#### [TASK PROMPT]
Copy the entries below exactly. Images do not belong in the copy.

#### [DATA FOR PROCESSING]
^^^^^^^^^^^^^^^^
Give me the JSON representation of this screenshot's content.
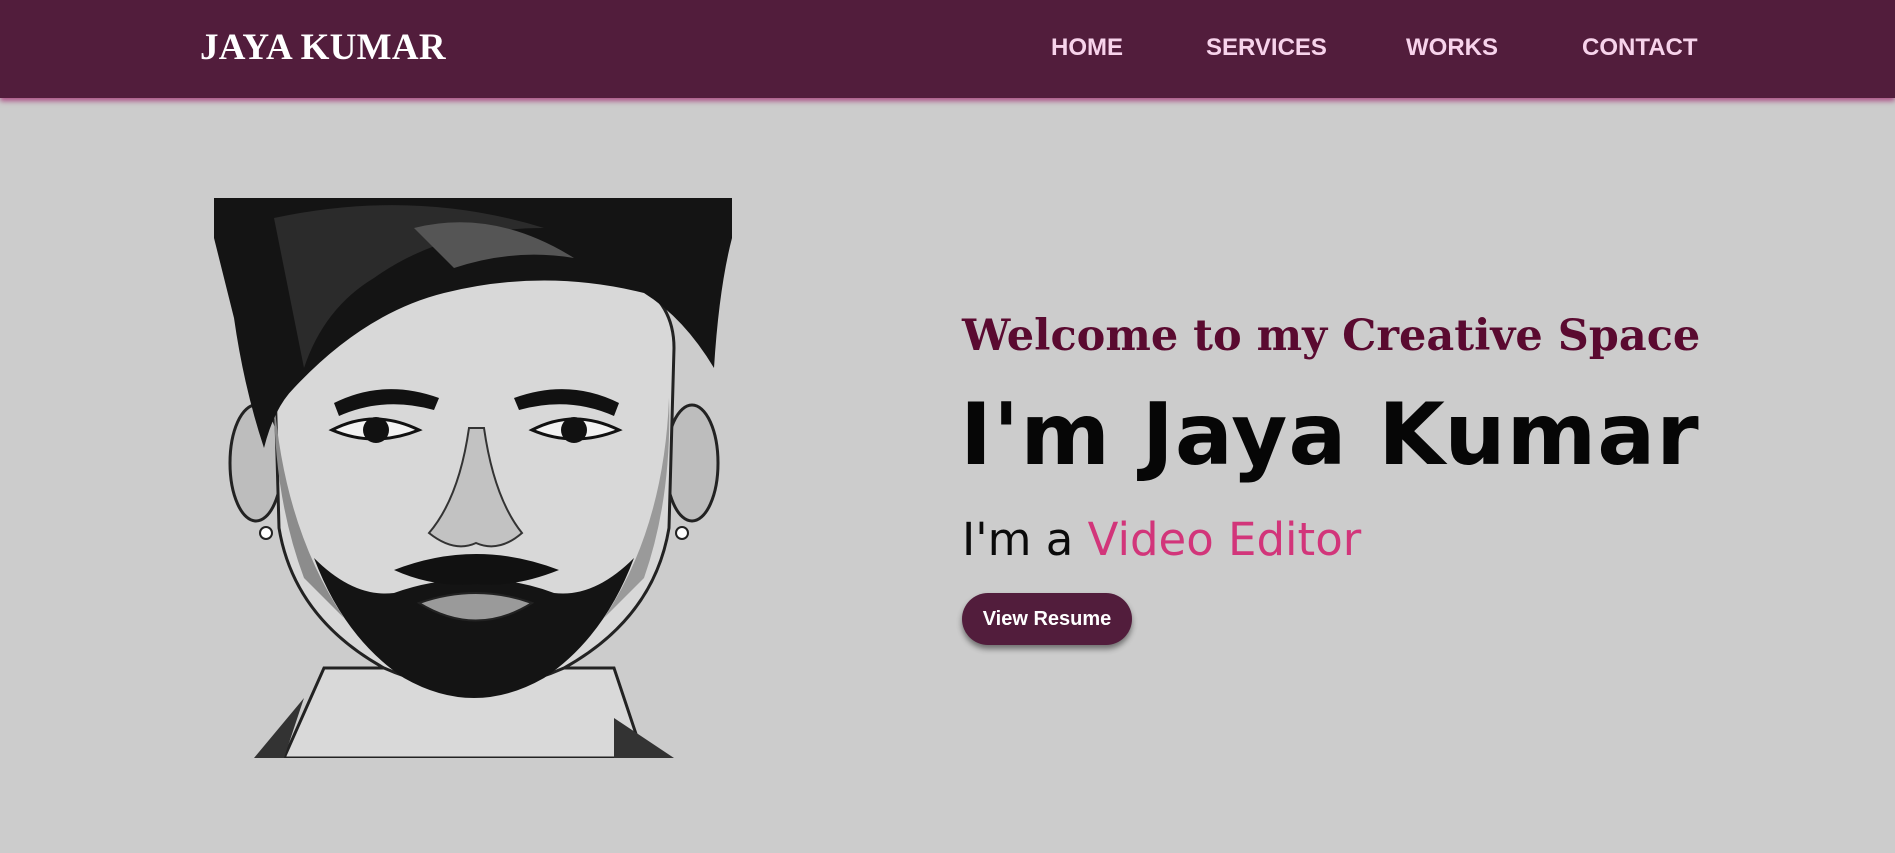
{
  "header": {
    "brand": "JAYA KUMAR",
    "nav": [
      {
        "label": "HOME"
      },
      {
        "label": "SERVICES"
      },
      {
        "label": "WORKS"
      },
      {
        "label": "CONTACT"
      }
    ]
  },
  "hero": {
    "welcome": "Welcome to my Creative Space",
    "name": "I'm Jaya Kumar",
    "role_prefix": "I'm a ",
    "role_title": "Video Editor",
    "resume_button": "View Resume"
  },
  "colors": {
    "navbar": "#521d3c",
    "background": "#cccccc",
    "accent": "#d2357a",
    "welcome": "#5a0a30"
  },
  "icons": {
    "portrait": "illustrated-portrait"
  }
}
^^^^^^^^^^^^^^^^
#### [REPLY TO THE TASK]
Give me the JSON representation of this screenshot's content.
{
  "header": {
    "brand": "JAYA KUMAR",
    "nav": [
      {
        "label": "HOME"
      },
      {
        "label": "SERVICES"
      },
      {
        "label": "WORKS"
      },
      {
        "label": "CONTACT"
      }
    ]
  },
  "hero": {
    "welcome": "Welcome to my Creative Space",
    "name": "I'm Jaya Kumar",
    "role_prefix": "I'm a ",
    "role_title": "Video Editor",
    "resume_button": "View Resume"
  },
  "colors": {
    "navbar": "#521d3c",
    "background": "#cccccc",
    "accent": "#d2357a",
    "welcome": "#5a0a30"
  },
  "icons": {
    "portrait": "illustrated-portrait"
  }
}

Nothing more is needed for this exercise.